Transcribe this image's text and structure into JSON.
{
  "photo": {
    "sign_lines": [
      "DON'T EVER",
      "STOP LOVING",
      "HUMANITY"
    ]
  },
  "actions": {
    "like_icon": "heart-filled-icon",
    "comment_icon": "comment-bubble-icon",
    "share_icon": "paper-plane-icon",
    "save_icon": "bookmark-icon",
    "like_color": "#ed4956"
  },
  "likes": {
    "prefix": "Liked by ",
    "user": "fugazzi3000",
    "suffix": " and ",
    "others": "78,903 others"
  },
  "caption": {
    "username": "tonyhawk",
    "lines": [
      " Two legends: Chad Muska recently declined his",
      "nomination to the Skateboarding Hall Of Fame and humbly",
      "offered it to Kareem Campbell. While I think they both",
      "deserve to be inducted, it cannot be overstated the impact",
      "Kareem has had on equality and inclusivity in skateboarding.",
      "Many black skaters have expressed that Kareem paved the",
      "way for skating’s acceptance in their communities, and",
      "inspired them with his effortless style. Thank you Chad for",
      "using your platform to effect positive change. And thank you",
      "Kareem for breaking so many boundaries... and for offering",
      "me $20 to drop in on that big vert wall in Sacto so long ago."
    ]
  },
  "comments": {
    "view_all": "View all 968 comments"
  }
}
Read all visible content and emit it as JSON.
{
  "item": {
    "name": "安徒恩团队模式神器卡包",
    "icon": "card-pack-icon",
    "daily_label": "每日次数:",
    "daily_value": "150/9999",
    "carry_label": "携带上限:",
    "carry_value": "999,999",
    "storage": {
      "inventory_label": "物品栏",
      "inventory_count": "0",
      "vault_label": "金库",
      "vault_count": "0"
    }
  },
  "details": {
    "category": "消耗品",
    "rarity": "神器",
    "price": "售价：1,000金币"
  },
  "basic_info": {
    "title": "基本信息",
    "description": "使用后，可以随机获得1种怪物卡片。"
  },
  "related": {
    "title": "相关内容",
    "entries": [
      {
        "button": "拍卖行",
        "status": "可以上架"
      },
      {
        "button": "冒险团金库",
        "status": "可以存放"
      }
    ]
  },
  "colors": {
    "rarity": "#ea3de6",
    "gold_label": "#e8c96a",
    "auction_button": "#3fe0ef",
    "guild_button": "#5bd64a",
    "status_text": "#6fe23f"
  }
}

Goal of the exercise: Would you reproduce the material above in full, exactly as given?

Response box:
Transcribe this image's text and structure into JSON.
{
  "photo": {
    "sign_lines": [
      "DON'T EVER",
      "STOP LOVING",
      "HUMANITY"
    ]
  },
  "actions": {
    "like_icon": "heart-filled-icon",
    "comment_icon": "comment-bubble-icon",
    "share_icon": "paper-plane-icon",
    "save_icon": "bookmark-icon",
    "like_color": "#ed4956"
  },
  "likes": {
    "prefix": "Liked by ",
    "user": "fugazzi3000",
    "suffix": " and ",
    "others": "78,903 others"
  },
  "caption": {
    "username": "tonyhawk",
    "lines": [
      " Two legends: Chad Muska recently declined his",
      "nomination to the Skateboarding Hall Of Fame and humbly",
      "offered it to Kareem Campbell. While I think they both",
      "deserve to be inducted, it cannot be overstated the impact",
      "Kareem has had on equality and inclusivity in skateboarding.",
      "Many black skaters have expressed that Kareem paved the",
      "way for skating’s acceptance in their communities, and",
      "inspired them with his effortless style. Thank you Chad for",
      "using your platform to effect positive change. And thank you",
      "Kareem for breaking so many boundaries... and for offering",
      "me $20 to drop in on that big vert wall in Sacto so long ago."
    ]
  },
  "comments": {
    "view_all": "View all 968 comments"
  }
}
Read all visible content and emit it as JSON.
{
  "item": {
    "name": "安徒恩团队模式神器卡包",
    "icon": "card-pack-icon",
    "daily_label": "每日次数:",
    "daily_value": "150/9999",
    "carry_label": "携带上限:",
    "carry_value": "999,999",
    "storage": {
      "inventory_label": "物品栏",
      "inventory_count": "0",
      "vault_label": "金库",
      "vault_count": "0"
    }
  },
  "details": {
    "category": "消耗品",
    "rarity": "神器",
    "price": "售价：1,000金币"
  },
  "basic_info": {
    "title": "基本信息",
    "description": "使用后，可以随机获得1种怪物卡片。"
  },
  "related": {
    "title": "相关内容",
    "entries": [
      {
        "button": "拍卖行",
        "status": "可以上架"
      },
      {
        "button": "冒险团金库",
        "status": "可以存放"
      }
    ]
  },
  "colors": {
    "rarity": "#ea3de6",
    "gold_label": "#e8c96a",
    "auction_button": "#3fe0ef",
    "guild_button": "#5bd64a",
    "status_text": "#6fe23f"
  }
}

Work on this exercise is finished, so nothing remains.